Other North Carolina municipalities are hurting as well. The biggest loss so far came on July 22, when the NBA announced that it would move the 2017 All-Star Game out of Charlotte. With that decision, about $100 million went down the toilet. Charlotte was also slated to host the ACC football championship in December—another $30 million gone.
Cary, which was set to hold four NCAA championships in late May and into early June, will lose an estimated $2 million, according to town officials. Greenville is also set to lose about $150,000 now that the NCAA has taken the women's golf championship out of state.

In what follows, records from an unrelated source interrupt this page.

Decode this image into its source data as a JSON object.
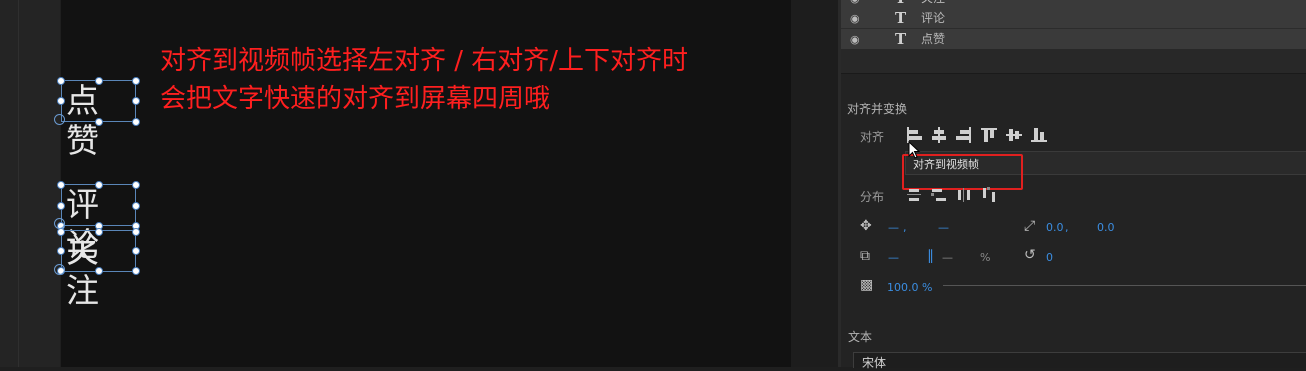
{
  "monitor": {
    "texts": [
      "点赞",
      "评论",
      "关注"
    ]
  },
  "annotation": {
    "line1": "对齐到视频帧选择左对齐 / 右对齐/上下对齐时",
    "line2": "会把文字快速的对齐到屏幕四周哦"
  },
  "layers": [
    {
      "name": "关注",
      "icon": "eye-icon",
      "type": "T"
    },
    {
      "name": "评论",
      "icon": "eye-icon",
      "type": "T"
    },
    {
      "name": "点赞",
      "icon": "eye-icon",
      "type": "T"
    }
  ],
  "align_section": {
    "title": "对齐并变换",
    "align_label": "对齐",
    "tooltip": "对齐到视频帧",
    "distribute_label": "分布",
    "icons": [
      "align-left-icon",
      "align-center-h-icon",
      "align-right-icon",
      "align-top-icon",
      "align-center-v-icon",
      "align-bottom-icon"
    ]
  },
  "transform": {
    "position_x": "—",
    "position_sep": ",",
    "position_y": "—",
    "anchor_x": "0.0",
    "anchor_sep": ",",
    "anchor_y": "0.0",
    "scale": "—",
    "scale_right": "—",
    "scale_unit": "%",
    "rotation": "0",
    "opacity": "100.0 %"
  },
  "text_section": {
    "title": "文本",
    "font": "宋体"
  },
  "colors": {
    "annotation": "#ff1f1f",
    "highlight_box": "#e0201f",
    "value_blue": "#3b8de0"
  }
}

Greensboro is taking a bigger hit. In a September 16 email to legislators, Henri Fourrier, the president and chief executive officer of the Greensboro Area Convention and Visitors Bureau, said Greensboro will forfeit $16 million after losing three NCAA championships and another $7.5 million with the ACC women's basketball and men's and women's diving championships pulling out.
That's on top of the estimated $6 million loss Greensboro has taken since March, after six convention-type meetings—including those of religious and government groups—canceled. (Fourrier declined to specify which organizations bailed.)
In the email, Fourrier said he was "afraid that this pattern is not over as long as House Bill 2 remains in effect. Everyone speaks of bringing jobs to North Carolina, but if this hemorrhage continues we will soon be losing real jobs that are already in place."
"We're all kind of just tired and beat up," Fourrier tells the INDY. "We want to get back to the good work that we've been doing."
Already the state has suffered at least $160 million in sports-related losses. Probably more, since not every location has released numbers—like New London, which was set to host the ACC men's golf tournament.
But it's not just sports events fleeing the state. Soon after HB 2 passed, PayPal withdrew its plans to locate a global operations center in Charlotte. The facility itself was set to cost $3.6 million, but the payroll was estimated to be $20 million annually. Deutsche Bank, meanwhile, had plans to bring 250 new jobs to Cary. But because of HB 2, it decided to hold off on that expansion.
And then there are the losses from canceled conventions and concerts by the likes of Pearl Jam and Bruce Springsteen. The Greater Raleigh Convention and Visitors Bureau reported in July that sixteen groups had canceled gatherings due to the legislation, to the tune of about $5.6 million.
The total economic damage, according to an analysis published by Facing South last week, amounts to $230 million. Wired came up with an even more eye-popping estimate: $395 million.
Given the ongoing stalemate—the legislature signaled that, if Charlotte repealed its antidiscrimination ordinance, it would repeal HB 2, a move Charlotte quickly rejected—those losses will only continue to mount.
This article appeared in print with the headline "Reap the Whirlwind"